This post was originally published in the Washington Business Journal’s WBJBizBeat Blog. | Washington Business Journal
If you converted a regular IRA into a Roth in 2010 and the value of your Roth IRA has fallen, you may want to consider undoing — or “recharacterizing” — the transaction. This is one of the few times the rules allow you turn back the clock and wipe out a prior transaction in order to avoid a higher tax bill.
The original conversion from a regular IRA to a Roth is treated as a distribution from a regular IRA followed by a contribution to a Roth IRA. As such, the amount “distributed” (less any portion of the IRA that represented non-deductible contributions, prorated across all accounts if there are multiple IRAs with non-deductible contributions), is taxable as ordinary income in the year of distribution. For 2010 conversions only, the taxpayer has the option to take all of the income in 2010 or to spread the income equally over 2011 and 2012.
The taxable amount is determined on the day of the conversion even though the value today may be substantially lower. So, for example, if you converted a $100,000 IRA into a Roth and the value today is $80,000, you still owe the tax on the original $100,000. You can avoid this result by contacting your IRA administrator and asking to recharacterize the account back to a traditional IRA.
The deadline for recharacterizing is the tax filing due date, including extensions, or Oct. 15 following the year of conversion. For 2010 conversions, the deadline is Oct. 17 because the 15th falls on a Saturday.
Taxpayers have the option to recharacterize a conversion even if taxes have already been filed for 2010 as long as it is before the October 17th deadline. In order to get back the tax paid on the conversion, as well as the interest owed to you by the IRS, you will need to file an amended return.
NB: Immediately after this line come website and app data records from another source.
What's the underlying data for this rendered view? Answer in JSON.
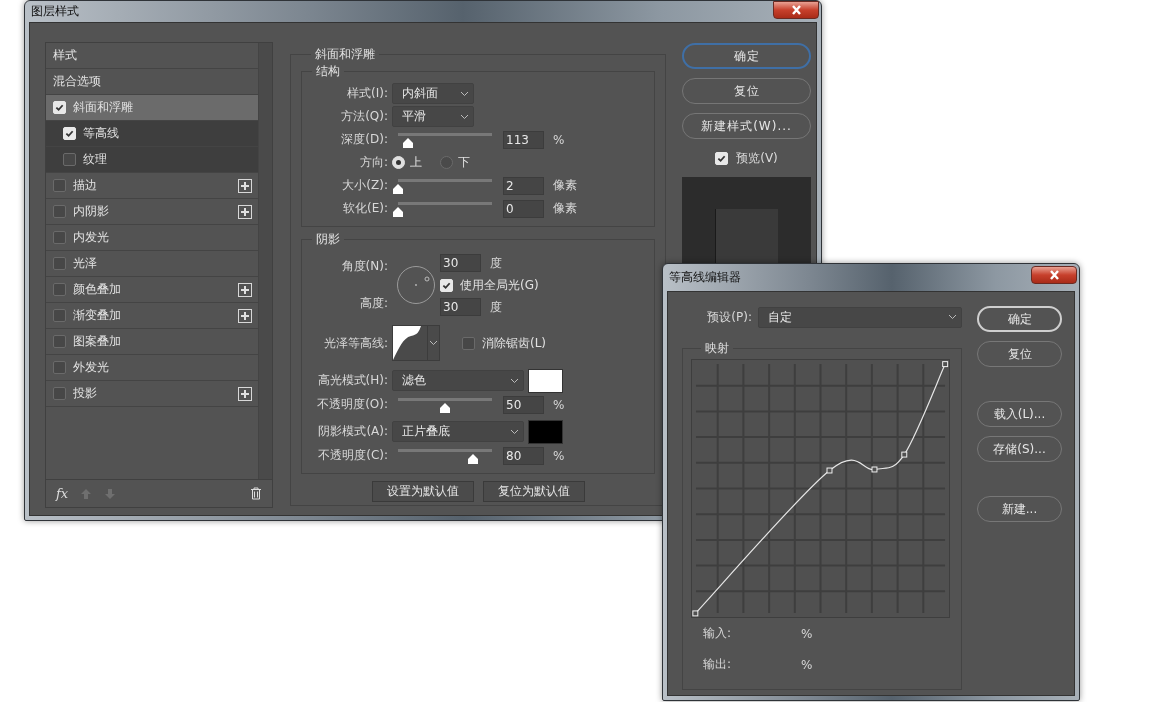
{
  "main_window": {
    "title": "图层样式"
  },
  "styles": {
    "items": [
      {
        "kind": "header",
        "label": "样式",
        "selected": false
      },
      {
        "kind": "header",
        "label": "混合选项",
        "selected": false
      },
      {
        "kind": "effect",
        "label": "斜面和浮雕",
        "checked": true,
        "selected": true,
        "addable": false,
        "children": [
          {
            "kind": "effect",
            "label": "等高线",
            "checked": true,
            "selected": false,
            "addable": false
          },
          {
            "kind": "effect",
            "label": "纹理",
            "checked": false,
            "selected": false,
            "addable": false
          }
        ]
      },
      {
        "kind": "effect",
        "label": "描边",
        "checked": false,
        "selected": false,
        "addable": true
      },
      {
        "kind": "effect",
        "label": "内阴影",
        "checked": false,
        "selected": false,
        "addable": true
      },
      {
        "kind": "effect",
        "label": "内发光",
        "checked": false,
        "selected": false,
        "addable": false
      },
      {
        "kind": "effect",
        "label": "光泽",
        "checked": false,
        "selected": false,
        "addable": false
      },
      {
        "kind": "effect",
        "label": "颜色叠加",
        "checked": false,
        "selected": false,
        "addable": true
      },
      {
        "kind": "effect",
        "label": "渐变叠加",
        "checked": false,
        "selected": false,
        "addable": true
      },
      {
        "kind": "effect",
        "label": "图案叠加",
        "checked": false,
        "selected": false,
        "addable": false
      },
      {
        "kind": "effect",
        "label": "外发光",
        "checked": false,
        "selected": false,
        "addable": false
      },
      {
        "kind": "effect",
        "label": "投影",
        "checked": false,
        "selected": false,
        "addable": true
      }
    ],
    "footer_label": "fx"
  },
  "bevel": {
    "title": "斜面和浮雕",
    "structure": {
      "title": "结构",
      "rows": [
        {
          "kind": "select",
          "label": "样式(I):",
          "value": "内斜面"
        },
        {
          "kind": "select",
          "label": "方法(Q):",
          "value": "平滑"
        },
        {
          "kind": "slider",
          "label": "深度(D):",
          "level": 0.11,
          "value": "113",
          "unit": "%"
        },
        {
          "kind": "radio",
          "label": "方向:",
          "options": [
            {
              "label": "上",
              "selected": true
            },
            {
              "label": "下",
              "selected": false
            }
          ]
        },
        {
          "kind": "slider",
          "label": "大小(Z):",
          "level": 0.0,
          "value": "2",
          "unit": "像素"
        },
        {
          "kind": "slider",
          "label": "软化(E):",
          "level": 0.0,
          "value": "0",
          "unit": "像素"
        }
      ]
    },
    "shading": {
      "title": "阴影",
      "angle": {
        "label": "角度(N):",
        "value": "30",
        "unit": "度"
      },
      "global_light": {
        "label": "使用全局光(G)",
        "checked": true
      },
      "altitude": {
        "label": "高度:",
        "value": "30",
        "unit": "度"
      },
      "rows": [
        {
          "kind": "contour",
          "label": "光泽等高线:",
          "option": {
            "label": "消除锯齿(L)",
            "checked": false
          }
        },
        {
          "kind": "select",
          "label": "高光模式(H):",
          "value": "滤色",
          "color": "#ffffff"
        },
        {
          "kind": "slider",
          "label": "不透明度(O):",
          "level": 0.5,
          "value": "50",
          "unit": "%"
        },
        {
          "kind": "select",
          "label": "阴影模式(A):",
          "value": "正片叠底",
          "color": "#000000"
        },
        {
          "kind": "slider",
          "label": "不透明度(C):",
          "level": 0.8,
          "value": "80",
          "unit": "%"
        }
      ]
    },
    "buttons": [
      "设置为默认值",
      "复位为默认值"
    ]
  },
  "actions": {
    "buttons": [
      {
        "label": "确定",
        "default": true
      },
      {
        "label": "复位",
        "default": false
      },
      {
        "label": "新建样式(W)...",
        "default": false
      }
    ],
    "preview": {
      "label": "预览(V)",
      "checked": true
    }
  },
  "contour_editor": {
    "title": "等高线编辑器",
    "preset": {
      "label": "预设(P):",
      "value": "自定"
    },
    "mapping": {
      "title": "映射",
      "readouts": [
        {
          "label": "输入:",
          "unit": "%"
        },
        {
          "label": "输出:",
          "unit": "%"
        }
      ]
    },
    "button_groups": [
      {
        "buttons": [
          {
            "label": "确定",
            "default": true
          },
          {
            "label": "复位",
            "default": false
          }
        ]
      },
      {
        "buttons": [
          {
            "label": "载入(L)...",
            "default": false
          },
          {
            "label": "存储(S)...",
            "default": false
          }
        ]
      },
      {
        "buttons": [
          {
            "label": "新建...",
            "default": false
          }
        ]
      }
    ]
  }
}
Should you wish to reconvert your traditional IRA to a Roth IRA at a later date, the IRS allows you to do so as long as you wait until the later of 30 days after the recharacterization or the beginning of the year following the year of the initial conversion to a Roth IRA. Of course, there is a risk that your IRA could appreciate to a value even higher than your original conversion value, so consider carefully whether to recharacterize a Roth that has depreciated only minimally from its conversion-date value.